He spent the 1920’s in Europe, the Soviet Union and China, eventually becoming an advisor to the Chinese army. He returned to Vietnam at the beginning of World War II as leader of the Viet Minh nationalist party. By then, he had become Ho Chi Minh, “bringer of light.”
The August Revolution against the French occupation began (approximately) on August 22, with the previous occupying force – the Japanese army – standing aside to let nationalists take over public buildings from the French. The Republic of Vietnam was declared on September 2.
But the French soon reasserted their control of Indochina, and a year later Vietnam reverted to its status as a colony. The struggle against France continued until 1954, when it was agreed that the Viet Minh would be the government of the north, centered in Hanoi.
A north-south struggle continued and included the Chinese, the French and finally, of course, the United States.

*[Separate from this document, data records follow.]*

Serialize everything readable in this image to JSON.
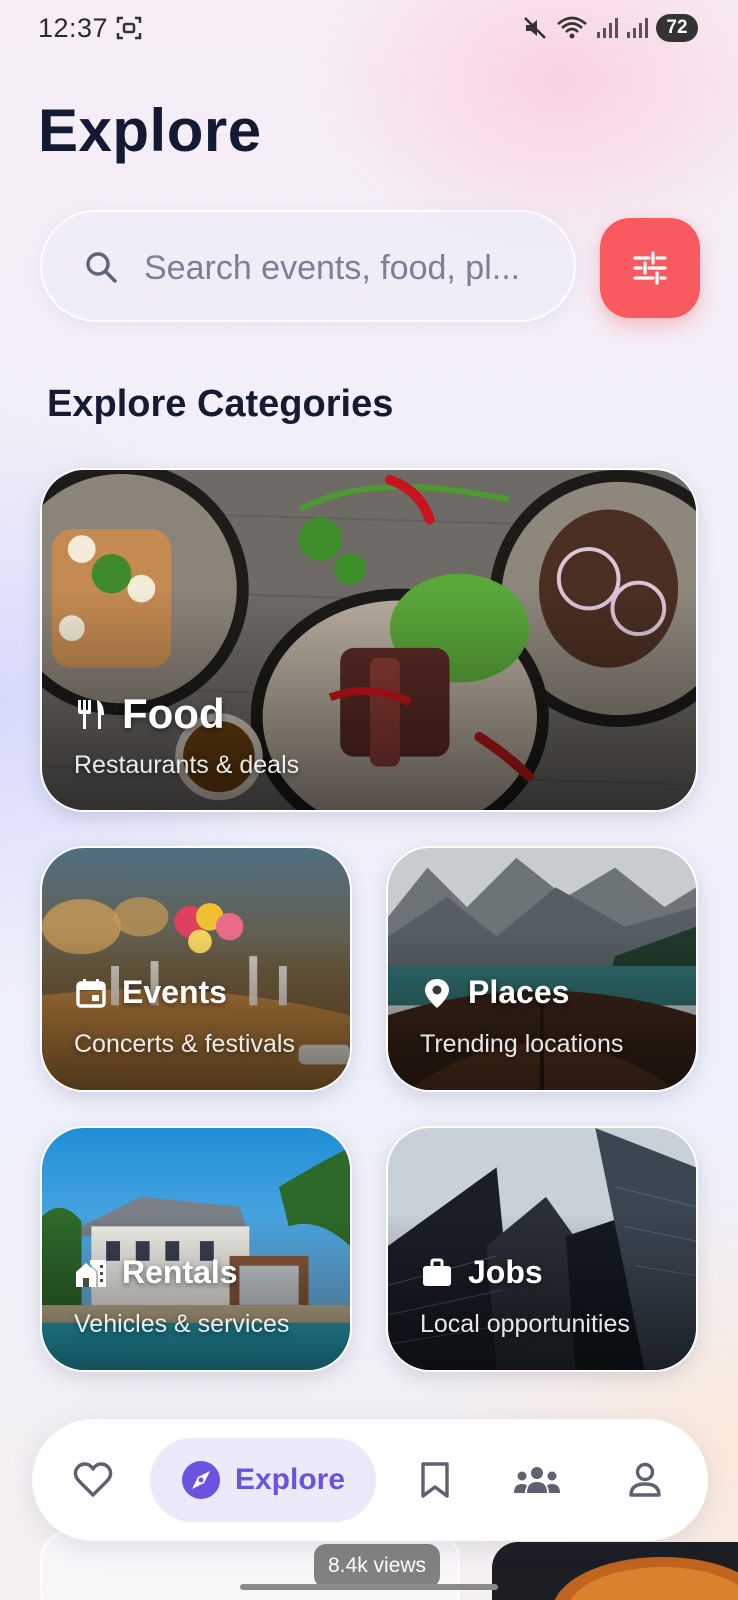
{
  "status_bar": {
    "time": "12:37",
    "battery": "72",
    "icons": [
      "screenshot-icon",
      "mute-icon",
      "wifi-icon",
      "signal-icon",
      "signal-icon"
    ]
  },
  "header": {
    "title": "Explore"
  },
  "search": {
    "placeholder": "Search events, food, pl..."
  },
  "filter": {
    "icon": "sliders-icon",
    "color": "#f95a5f"
  },
  "categories_section": {
    "title": "Explore Categories",
    "cards": [
      {
        "title": "Food",
        "subtitle": "Restaurants & deals",
        "icon": "utensils-icon"
      },
      {
        "title": "Events",
        "subtitle": "Concerts & festivals",
        "icon": "calendar-icon"
      },
      {
        "title": "Places",
        "subtitle": "Trending locations",
        "icon": "location-pin-icon"
      },
      {
        "title": "Rentals",
        "subtitle": "Vehicles & services",
        "icon": "home-rental-icon"
      },
      {
        "title": "Jobs",
        "subtitle": "Local opportunities",
        "icon": "briefcase-icon"
      }
    ]
  },
  "bottom_nav": {
    "items": [
      {
        "name": "favorites",
        "icon": "heart-icon"
      },
      {
        "name": "explore",
        "label": "Explore",
        "icon": "compass-icon",
        "active": true
      },
      {
        "name": "saved",
        "icon": "bookmark-icon"
      },
      {
        "name": "groups",
        "icon": "people-icon"
      },
      {
        "name": "profile",
        "icon": "person-icon"
      }
    ],
    "accent": "#6b52e0"
  },
  "overlay": {
    "views": "8.4k views"
  }
}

North and south came close to a negotiated peace in 1963, but the U.S. engineered the overthrow of Ngo Dinh Diem in the south and took over France’s role. Ho Chi Minh did not live to see the outcome, dying at the age of 79 in 1969.
The photo shown here could not be more in the public domain – it appears on all Vietnamese currency.